# Extracted data
#####

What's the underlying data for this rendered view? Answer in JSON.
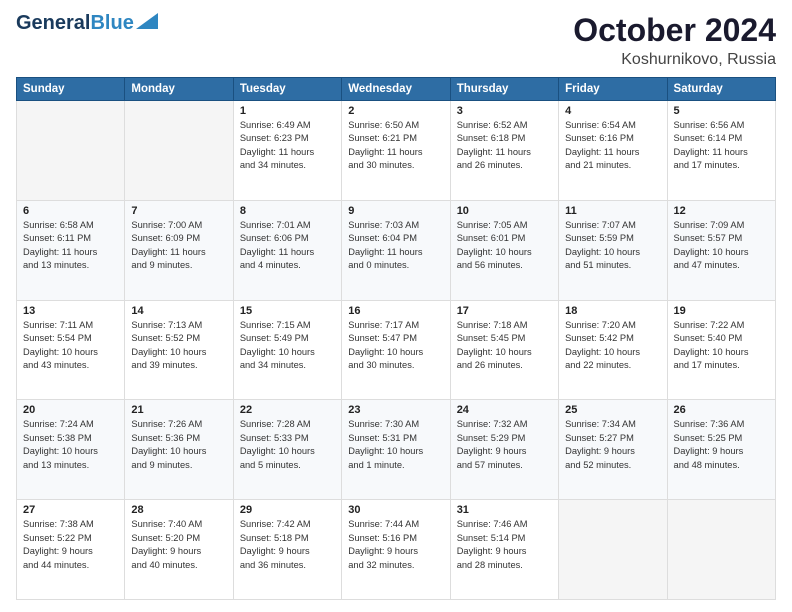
{
  "logo": {
    "general": "General",
    "blue": "Blue"
  },
  "title": "October 2024",
  "location": "Koshurnikovo, Russia",
  "headers": [
    "Sunday",
    "Monday",
    "Tuesday",
    "Wednesday",
    "Thursday",
    "Friday",
    "Saturday"
  ],
  "weeks": [
    [
      {
        "day": "",
        "details": ""
      },
      {
        "day": "",
        "details": ""
      },
      {
        "day": "1",
        "details": "Sunrise: 6:49 AM\nSunset: 6:23 PM\nDaylight: 11 hours\nand 34 minutes."
      },
      {
        "day": "2",
        "details": "Sunrise: 6:50 AM\nSunset: 6:21 PM\nDaylight: 11 hours\nand 30 minutes."
      },
      {
        "day": "3",
        "details": "Sunrise: 6:52 AM\nSunset: 6:18 PM\nDaylight: 11 hours\nand 26 minutes."
      },
      {
        "day": "4",
        "details": "Sunrise: 6:54 AM\nSunset: 6:16 PM\nDaylight: 11 hours\nand 21 minutes."
      },
      {
        "day": "5",
        "details": "Sunrise: 6:56 AM\nSunset: 6:14 PM\nDaylight: 11 hours\nand 17 minutes."
      }
    ],
    [
      {
        "day": "6",
        "details": "Sunrise: 6:58 AM\nSunset: 6:11 PM\nDaylight: 11 hours\nand 13 minutes."
      },
      {
        "day": "7",
        "details": "Sunrise: 7:00 AM\nSunset: 6:09 PM\nDaylight: 11 hours\nand 9 minutes."
      },
      {
        "day": "8",
        "details": "Sunrise: 7:01 AM\nSunset: 6:06 PM\nDaylight: 11 hours\nand 4 minutes."
      },
      {
        "day": "9",
        "details": "Sunrise: 7:03 AM\nSunset: 6:04 PM\nDaylight: 11 hours\nand 0 minutes."
      },
      {
        "day": "10",
        "details": "Sunrise: 7:05 AM\nSunset: 6:01 PM\nDaylight: 10 hours\nand 56 minutes."
      },
      {
        "day": "11",
        "details": "Sunrise: 7:07 AM\nSunset: 5:59 PM\nDaylight: 10 hours\nand 51 minutes."
      },
      {
        "day": "12",
        "details": "Sunrise: 7:09 AM\nSunset: 5:57 PM\nDaylight: 10 hours\nand 47 minutes."
      }
    ],
    [
      {
        "day": "13",
        "details": "Sunrise: 7:11 AM\nSunset: 5:54 PM\nDaylight: 10 hours\nand 43 minutes."
      },
      {
        "day": "14",
        "details": "Sunrise: 7:13 AM\nSunset: 5:52 PM\nDaylight: 10 hours\nand 39 minutes."
      },
      {
        "day": "15",
        "details": "Sunrise: 7:15 AM\nSunset: 5:49 PM\nDaylight: 10 hours\nand 34 minutes."
      },
      {
        "day": "16",
        "details": "Sunrise: 7:17 AM\nSunset: 5:47 PM\nDaylight: 10 hours\nand 30 minutes."
      },
      {
        "day": "17",
        "details": "Sunrise: 7:18 AM\nSunset: 5:45 PM\nDaylight: 10 hours\nand 26 minutes."
      },
      {
        "day": "18",
        "details": "Sunrise: 7:20 AM\nSunset: 5:42 PM\nDaylight: 10 hours\nand 22 minutes."
      },
      {
        "day": "19",
        "details": "Sunrise: 7:22 AM\nSunset: 5:40 PM\nDaylight: 10 hours\nand 17 minutes."
      }
    ],
    [
      {
        "day": "20",
        "details": "Sunrise: 7:24 AM\nSunset: 5:38 PM\nDaylight: 10 hours\nand 13 minutes."
      },
      {
        "day": "21",
        "details": "Sunrise: 7:26 AM\nSunset: 5:36 PM\nDaylight: 10 hours\nand 9 minutes."
      },
      {
        "day": "22",
        "details": "Sunrise: 7:28 AM\nSunset: 5:33 PM\nDaylight: 10 hours\nand 5 minutes."
      },
      {
        "day": "23",
        "details": "Sunrise: 7:30 AM\nSunset: 5:31 PM\nDaylight: 10 hours\nand 1 minute."
      },
      {
        "day": "24",
        "details": "Sunrise: 7:32 AM\nSunset: 5:29 PM\nDaylight: 9 hours\nand 57 minutes."
      },
      {
        "day": "25",
        "details": "Sunrise: 7:34 AM\nSunset: 5:27 PM\nDaylight: 9 hours\nand 52 minutes."
      },
      {
        "day": "26",
        "details": "Sunrise: 7:36 AM\nSunset: 5:25 PM\nDaylight: 9 hours\nand 48 minutes."
      }
    ],
    [
      {
        "day": "27",
        "details": "Sunrise: 7:38 AM\nSunset: 5:22 PM\nDaylight: 9 hours\nand 44 minutes."
      },
      {
        "day": "28",
        "details": "Sunrise: 7:40 AM\nSunset: 5:20 PM\nDaylight: 9 hours\nand 40 minutes."
      },
      {
        "day": "29",
        "details": "Sunrise: 7:42 AM\nSunset: 5:18 PM\nDaylight: 9 hours\nand 36 minutes."
      },
      {
        "day": "30",
        "details": "Sunrise: 7:44 AM\nSunset: 5:16 PM\nDaylight: 9 hours\nand 32 minutes."
      },
      {
        "day": "31",
        "details": "Sunrise: 7:46 AM\nSunset: 5:14 PM\nDaylight: 9 hours\nand 28 minutes."
      },
      {
        "day": "",
        "details": ""
      },
      {
        "day": "",
        "details": ""
      }
    ]
  ]
}
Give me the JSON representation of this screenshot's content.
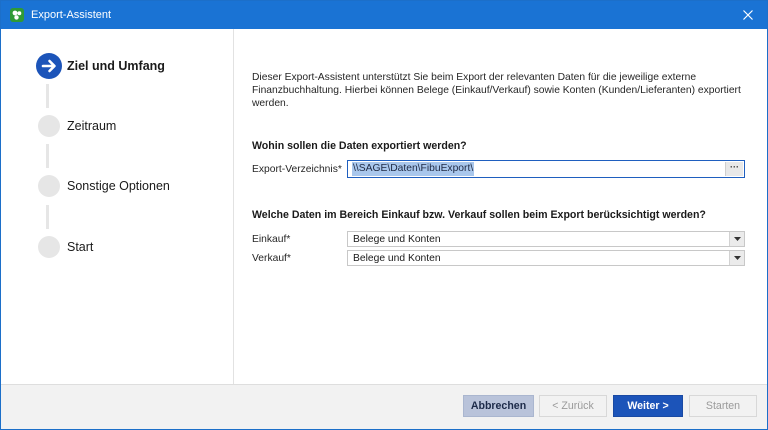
{
  "window": {
    "title": "Export-Assistent",
    "close_glyph": "✕"
  },
  "steps": [
    {
      "label": "Ziel und Umfang",
      "active": true
    },
    {
      "label": "Zeitraum",
      "active": false
    },
    {
      "label": "Sonstige Optionen",
      "active": false
    },
    {
      "label": "Start",
      "active": false
    }
  ],
  "content": {
    "intro": "Dieser Export-Assistent unterstützt Sie beim Export der relevanten Daten für die jeweilige externe Finanzbuchhaltung. Hierbei können Belege (Einkauf/Verkauf) sowie Konten (Kunden/Lieferanten) exportiert werden.",
    "section1": {
      "heading": "Wohin sollen die Daten exportiert werden?",
      "label": "Export-Verzeichnis*",
      "value": "\\\\SAGE\\Daten\\FibuExport\\",
      "browse": "···"
    },
    "section2": {
      "heading": "Welche Daten im Bereich Einkauf bzw. Verkauf sollen beim Export berücksichtigt werden?",
      "einkauf_label": "Einkauf*",
      "einkauf_value": "Belege und Konten",
      "verkauf_label": "Verkauf*",
      "verkauf_value": "Belege und Konten"
    }
  },
  "buttons": {
    "cancel": "Abbrechen",
    "back": "< Zurück",
    "next": "Weiter >",
    "start": "Starten"
  },
  "colors": {
    "titlebar": "#1a73d4",
    "accent": "#1c54b9",
    "step_inactive": "#e6e6e6",
    "selection": "#a9c7ec"
  }
}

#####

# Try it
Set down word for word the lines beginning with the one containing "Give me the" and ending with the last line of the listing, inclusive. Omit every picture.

# Response to this exercise
Give me the JSON representation of this screenshot's content.
{
  "window": {
    "title": "Export-Assistent",
    "close_glyph": "✕"
  },
  "steps": [
    {
      "label": "Ziel und Umfang",
      "active": true
    },
    {
      "label": "Zeitraum",
      "active": false
    },
    {
      "label": "Sonstige Optionen",
      "active": false
    },
    {
      "label": "Start",
      "active": false
    }
  ],
  "content": {
    "intro": "Dieser Export-Assistent unterstützt Sie beim Export der relevanten Daten für die jeweilige externe Finanzbuchhaltung. Hierbei können Belege (Einkauf/Verkauf) sowie Konten (Kunden/Lieferanten) exportiert werden.",
    "section1": {
      "heading": "Wohin sollen die Daten exportiert werden?",
      "label": "Export-Verzeichnis*",
      "value": "\\\\SAGE\\Daten\\FibuExport\\",
      "browse": "···"
    },
    "section2": {
      "heading": "Welche Daten im Bereich Einkauf bzw. Verkauf sollen beim Export berücksichtigt werden?",
      "einkauf_label": "Einkauf*",
      "einkauf_value": "Belege und Konten",
      "verkauf_label": "Verkauf*",
      "verkauf_value": "Belege und Konten"
    }
  },
  "buttons": {
    "cancel": "Abbrechen",
    "back": "< Zurück",
    "next": "Weiter >",
    "start": "Starten"
  },
  "colors": {
    "titlebar": "#1a73d4",
    "accent": "#1c54b9",
    "step_inactive": "#e6e6e6",
    "selection": "#a9c7ec"
  }
}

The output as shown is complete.